Small is Beautiful

Small JavaScript that is. Or how to go from 350 kB down to just… 25 kB 23 kB.

Smaller JavaScript can help in up to three ways:

  • faster download: faster application installation or startup.
  • faster parsing for the browser: faster startup.
  • smaller identifiers: faster execution for non-JITting JavaScript engines.

And smaller also means you can have far more complex applications for a given size budget.


Taming the Chrome Web Store

Chromium LogoWell, “taming” is probably too ambitious given the jungle that the Chrome Web Store is, especially as this post is restricted to publishing a standalone DWScript/JavaScript app into the Web Store in a few simple steps.

Interestingly enough, it seems that publishing Metro apps for Windows 8 will follow a similar process, according to the developer preview.

I’ll use the Flock Demo as an illustration, and turn it into a packaged app, that lives in Chrome and can be access off-line.


First look at XE2 floating point performance

With XE2 now officially out, it’s time for a first look at Delphi XE2 compiler floating point performance (see previous episode).

For a first look I’ll reuse a Mandelbrot benchmark, based on this code Mandelbrot Set in HTML 5 Canvas. What it tests are double-precision floating-point basic operations (add, sub, mult) in a tight loop, there is relatively little in the way of memory accesses (or shouldn’t be, to be more accurate).


DWScript to JavaScript

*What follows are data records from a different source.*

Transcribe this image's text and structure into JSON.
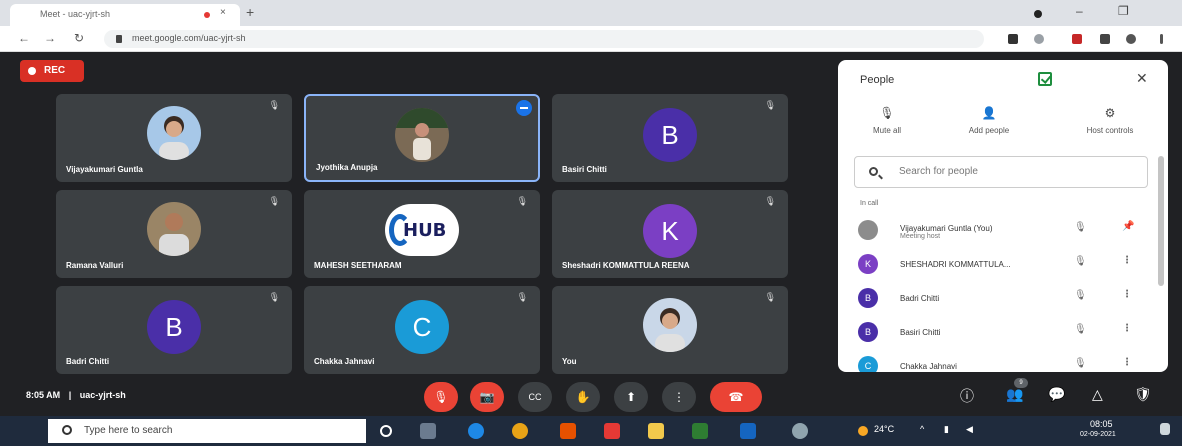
{
  "browser": {
    "tab_title": "Meet - uac-yjrt-sh",
    "close_tab": "×",
    "new_tab": "+",
    "url": "meet.google.com/uac-yjrt-sh",
    "nav": {
      "back": "←",
      "forward": "→",
      "reload": "↻"
    },
    "window": {
      "minimize": "–",
      "maximize": "❐"
    }
  },
  "recording": {
    "label": "REC"
  },
  "tiles": [
    {
      "name": "Vijayakumari Guntla",
      "kind": "photo",
      "photo_bg": "#a7c8e8"
    },
    {
      "name": "Jyothika Anupja",
      "kind": "photo",
      "photo_bg": "#7b6a55",
      "active": true
    },
    {
      "name": "Basiri Chitti",
      "kind": "letter",
      "letter": "B",
      "color": "#4a2fa8"
    },
    {
      "name": "Ramana Valluri",
      "kind": "photo",
      "photo_bg": "#9a8566"
    },
    {
      "name": "MAHESH SEETHARAM",
      "kind": "hub",
      "logo_text": "HUB"
    },
    {
      "name": "Sheshadri KOMMATTULA REENA",
      "kind": "letter",
      "letter": "K",
      "color": "#7b3fc4"
    },
    {
      "name": "Badri Chitti",
      "kind": "letter",
      "letter": "B",
      "color": "#4a2fa8"
    },
    {
      "name": "Chakka Jahnavi",
      "kind": "letter",
      "letter": "C",
      "color": "#1a9bd7"
    },
    {
      "name": "You",
      "kind": "photo",
      "photo_bg": "#c9d7e8"
    }
  ],
  "meeting": {
    "time": "8:05 AM",
    "separator": "|",
    "code": "uac-yjrt-sh"
  },
  "people_panel": {
    "title": "People",
    "close": "✕",
    "actions": [
      {
        "label": "Mute all",
        "icon": "🎙"
      },
      {
        "label": "Add people",
        "icon": "👤"
      },
      {
        "label": "Host controls",
        "icon": "⚙"
      }
    ],
    "search_placeholder": "Search for people",
    "section_label": "In call",
    "participants": [
      {
        "name": "Vijayakumari Guntla (You)",
        "sub": "Meeting host",
        "avatar": "",
        "color": "#8c8c8c",
        "photo": true,
        "mic": "🎙",
        "extra": "📌"
      },
      {
        "name": "SHESHADRI KOMMATTULA...",
        "sub": "",
        "avatar": "K",
        "color": "#7b3fc4",
        "mic": "🎙",
        "extra": "⋮"
      },
      {
        "name": "Badri Chitti",
        "sub": "",
        "avatar": "B",
        "color": "#4a2fa8",
        "mic": "🎙",
        "extra": "⋮"
      },
      {
        "name": "Basiri Chitti",
        "sub": "",
        "avatar": "B",
        "color": "#4a2fa8",
        "mic": "🎙",
        "extra": "⋮"
      },
      {
        "name": "Chakka Jahnavi",
        "sub": "",
        "avatar": "C",
        "color": "#1a9bd7",
        "mic": "🎙",
        "extra": "⋮"
      }
    ]
  },
  "controls": {
    "mic": "🎙",
    "camera": "📷",
    "captions": "CC",
    "hand": "✋",
    "present": "⬆",
    "more": "⋮",
    "hangup": "☎",
    "info": "ⓘ",
    "people": "👥",
    "people_count": "9",
    "chat": "💬",
    "activities": "△",
    "security": "🛡"
  },
  "taskbar": {
    "search_placeholder": "Type here to search",
    "weather": "24°C",
    "time": "08:05",
    "date": "02-09-2021"
  }
}
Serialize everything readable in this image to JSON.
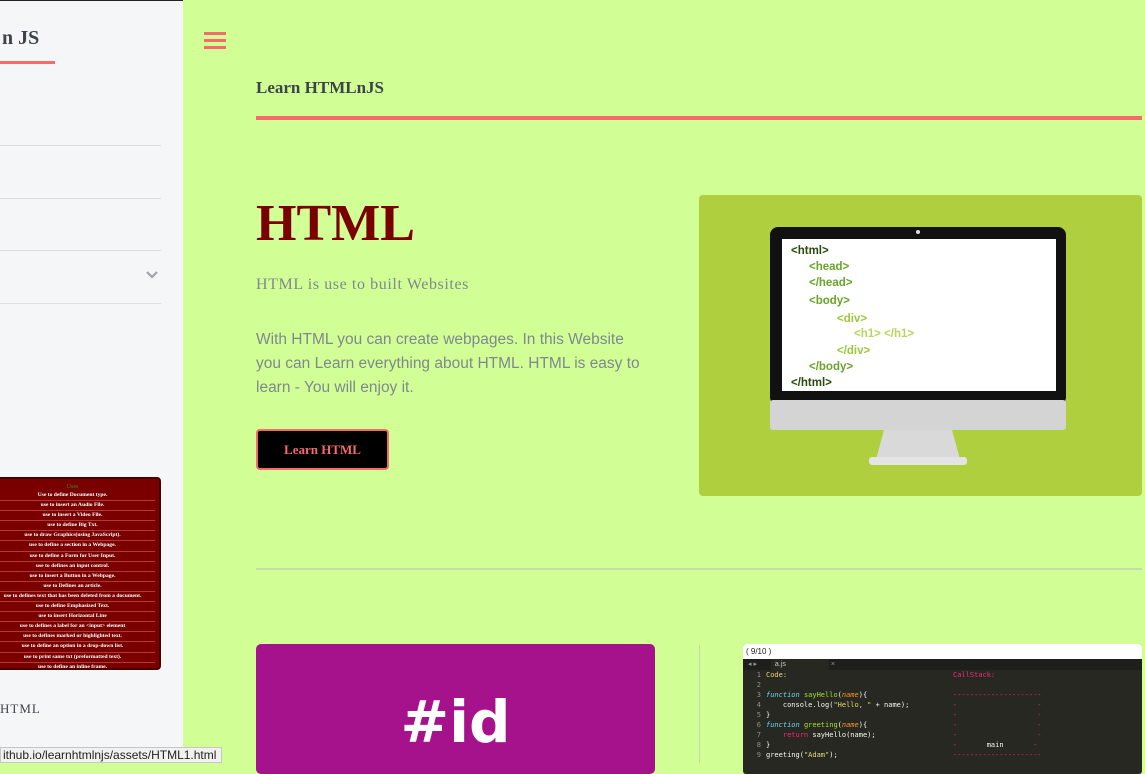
{
  "sidebar": {
    "title": "n JS",
    "table_header": "Uses",
    "table_rows": [
      "Use to define Document type.",
      "use to insert an Audio File.",
      "use to insert a Video File.",
      "use to define Big Txt.",
      "use to draw Graphics(using JavaScript).",
      "use to define a section in a Webpage.",
      "use to define a Form for User Input.",
      "use to defines an input control.",
      "use to insert a Button in a Webpage.",
      "use to Defines an article.",
      "use to defines text that has been deleted from a document.",
      "use to define Emphasized Text.",
      "use to insert Horizontal Line",
      "use to defines a label for an <input> element",
      "use to defines marked or highlighted text.",
      "use to define an option in a drop-down list.",
      "use to print same txt (preformatted text).",
      "use to define an inline frame."
    ],
    "bottom_label": "HTML",
    "chevron_icon": "chevron-down-icon"
  },
  "status_url": "ithub.io/learnhtmlnjs/assets/HTML1.html",
  "header": {
    "logo": "Learn HTMLnJS",
    "menu_icon": "hamburger-menu-icon"
  },
  "banner": {
    "title": "HTML",
    "subtitle": "HTML is use to built Websites",
    "text": "With HTML you can create webpages. In this Website you can Learn everything about HTML. HTML is easy to learn - You will enjoy it.",
    "button": "Learn HTML",
    "image_code": [
      "<html>",
      "<head>",
      "</head>",
      "<body>",
      "<div>",
      "<h1> </h1>",
      "</div>",
      "</body>",
      "</html>"
    ]
  },
  "cards": {
    "id_text": "#id",
    "code": {
      "counter": "( 9/10 )",
      "tab": "a.js",
      "code_label": "Code:",
      "callstack_label": "CallStack:",
      "callstack_main": "main"
    }
  },
  "colors": {
    "accent": "#f56a6a",
    "background": "#d1ff95",
    "title": "#7a0000",
    "id_card": "#a6128c",
    "image_bg": "#b0cf3f"
  }
}
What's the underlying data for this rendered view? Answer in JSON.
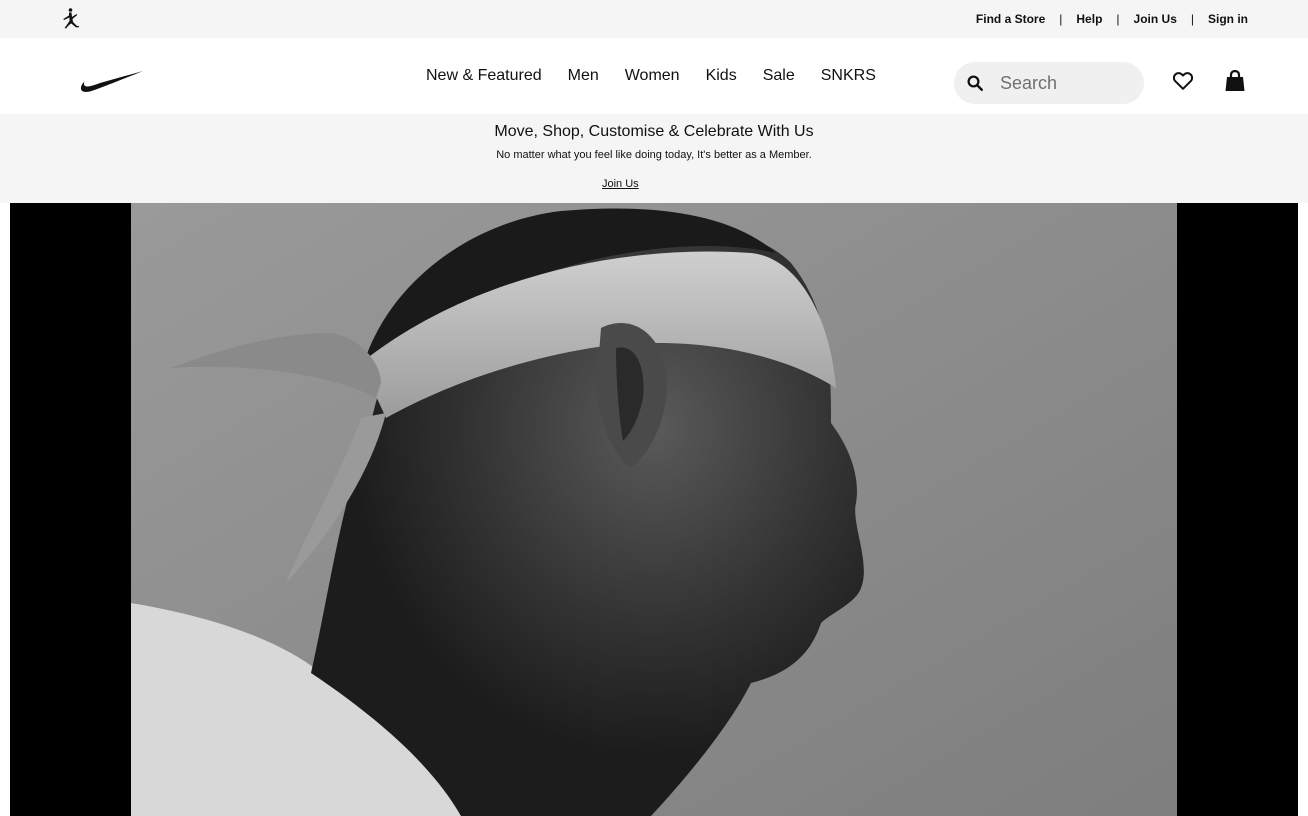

Not exactly breaking news for those following the OP4JS news or the DWS SVN, but a new experimental set of classes is available for DWScript, which allows compiling DWScript source into JavaScript.

This allows to have Pascal code like this one for instance, be compiled into this html page (or see the outcome in jsfiddle), and be executable client-side by any modern browser (the demo uses HTML5’s Canvas). In the DWS source repository, you’ll find it in “MandelbrotJS” (requires Delphi Chromium Embedded to run).

The goal is to allow using a strongly typed, compile-time checked language in a Web-client environment. The code generation is also intended to be as lightweight as possible, without depending on a huge framework, and generate quite readable-looking JavaScript.

In the classic Delphi spirit, it’s all about allowing both a high-level usage, while still being open to low-level usage whenever you wish or need  to.

The compiled Pascal functions can be used for DOM events or called from JS, or vice-versa, and you are f.i. able to use it only for the more complex routines or libraries for which straight JavaScript’s lack of strong typing and prototype-based objects would make it a developer-intensive and bug-prone approach.

This is still work in progress, only a (growing) subset of the DWS runtime library functions are supported at the moment, but most of the language is in working condition, including var parameters, classes, meta-classes, virtual methods & constructors, exceptions, bounds checking, contracts, etc. Currently, more than 85% of the DWS language & rtl unit tests pass (most of those not passing are related to Variants, destructors & ExceptObject).

The JS CodeGen can be invoked directly or via DWS filters, so you can have a single-source DWS code with portions running either server-side or browser-side.

FWIW, the DWS CodeGen classes were originally intended for compiling to SSE2-optimized floating point, either directly to x86-64 or via LLVM, but JavaScript is at the moment opening more opportunities, and modern JS engines are making decent use of SSE2 already. Last but not least, in the near term, it’s probably best to let the dust of the upcoming Delphi XE2 settle a bit 😉